True Wealth Part 1
“For wealth & success are to be attracted by the person you become…” — Jim Rohn
Like many people I spent a good portion of my life reaching for and seeking success. All the while in this search I was viewing wealth and material gain as the means for which I would be judged a success. So, I set out on my journey to amass wealth by working twelve to fourteen hours a day six to seven days a week. After all success, was supposed to be a large paycheck, fancy car, big house and designer clothes. The bottom line after years of trying: I was tired and the process continued to be a lot of work. Even though I had accumulated some real estate as well as some money, I found it was a constant struggle and somehow knew this was not the way the system was supposed to work.
After the accumulation of some of that mentioned above, I was rudely awakened when a eighteen months after selling a multi-faceted business to a couple of friends, a company which I had built from the ground up mind you, this company was found to be in default on commitments to the suppliers WITH MY NAME still on the continuing guarantee. I quickly discovered what continuing guarantee stood for and have not signed a continuing guarantee since however; it was a little late in this case.

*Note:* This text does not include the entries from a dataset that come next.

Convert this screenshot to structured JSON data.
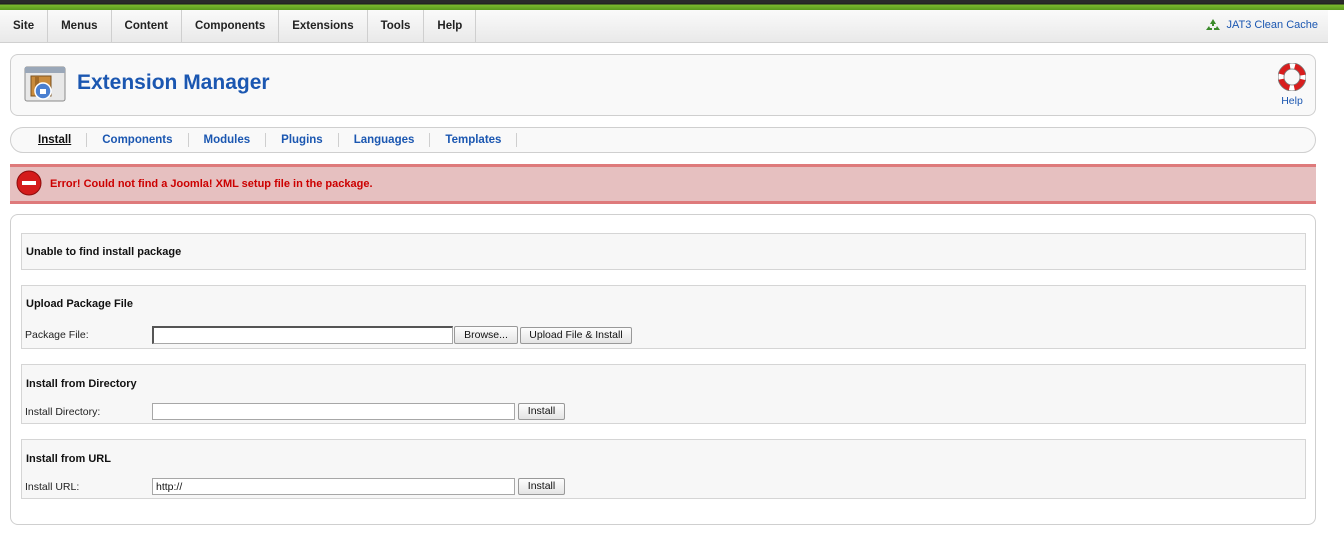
{
  "menubar": {
    "items": [
      "Site",
      "Menus",
      "Content",
      "Components",
      "Extensions",
      "Tools",
      "Help"
    ],
    "cache_link": "JAT3 Clean Cache"
  },
  "header": {
    "title": "Extension Manager",
    "help_label": "Help"
  },
  "tabs": [
    "Install",
    "Components",
    "Modules",
    "Plugins",
    "Languages",
    "Templates"
  ],
  "error": {
    "message": "Error! Could not find a Joomla! XML setup file in the package."
  },
  "sections": {
    "notice": {
      "title": "Unable to find install package"
    },
    "upload": {
      "title": "Upload Package File",
      "label": "Package File:",
      "value": "",
      "browse_label": "Browse...",
      "submit_label": "Upload File & Install"
    },
    "directory": {
      "title": "Install from Directory",
      "label": "Install Directory:",
      "value": "",
      "submit_label": "Install"
    },
    "url": {
      "title": "Install from URL",
      "label": "Install URL:",
      "value": "http://",
      "submit_label": "Install"
    }
  },
  "colors": {
    "link_blue": "#1b57b1",
    "brand_green": "#6aa82a",
    "error_red": "#cc0000",
    "error_bg": "#e6c0c0"
  }
}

On top of this, the main or mother business from which it all started was in trouble. That company was under investigation by the accrediting association and though the company and I were absolved of the allegations the fallout was devastating. Finally, my head sales manager left to start his own business taking all but twenty two percent of my back-log of work. What was overwhelming was that all of this came down at once. I felt like Job in the Old Testament losing everything and sitting on the floor with sack cloth and ashes in a quandary of how and why. My life appeared to be over and I was overcome with tremendous grief. Although I didn’t lose my children, I did have a series of cataclysmic things happen to me taking all, my wife and I had.
Although we already had our home up for sale, we were forced to give all proceeds from the sale to the bonding company who used them to pay off the suppliers with the monies they received not only from our home, but from the other real estate we had as well. They also seized our bank accounts and cleaned them out. To say I was depressed was an understatement.
Although it took a while, I was eventually able to step back and evaluate the situation. I had not previously been able as I was so stunned and dazed by everything. A major part of ‘everything’ was me not being able to understand why it happened; after all what did I do to cause this other than to be a nice guy to a couple of friends? I was not thinking about how I could recover and as a matter of fact did not see or think of how there could be any recovery at all. All I could see was starting all over again from scratch. I was so low it was hard to look up and see bottom.
As previously stated the loss of all the stuff left me numb. For a while I didn’t want to do anything and by that I mean I did not want to do anything at all. I really wanted to stay in the house or, better yet in my room, this way I didn’t have to see or be with any of my family or friends. I was a failure and felt like a failure. I had played the game and lost or so I thought at the time. This was all due to how I felt about myself. The reason I felt this way about myself was because my self-worth was in what I had, NOT WHAT I HAD BECOME.
Therein was the problem for it was my view of what happened that had devastated me. I only saw my self-value in what I had accumulated not in what I had become through the journey or period of accumulating the stuff. Yes, there are those that wind up with a windfall of fortune. These are those that have not earned it or become what it took to keep it. Although I didn’t see it then, that was not me. Jim Rohn said, “The most important question isn’t what is it I am getting? The most important question is, what is it, I am becoming.” Over the years I truly had learned some things and had become knowledgeable and skillful enough to get it back. I just couldn’t see it at the time.
When you can answer the question Jim Rohn asked above, you will recognize that wealth is wrapped up in much more than stuff. It is wrapped up in your ability to stay optimistic through the hard times when it appears there is nothing to be optimistic about. It is wrapped up in your ability to maintain passion and creativity when you are being told it is all but over, and you are staring failure in the face. It is wrapped up in your ability to believe in yourself and the fact you can do it again and do it quicker and easier due to what you have become in the process.
Best of LUCK as you
Labor Under Correct Knowledge…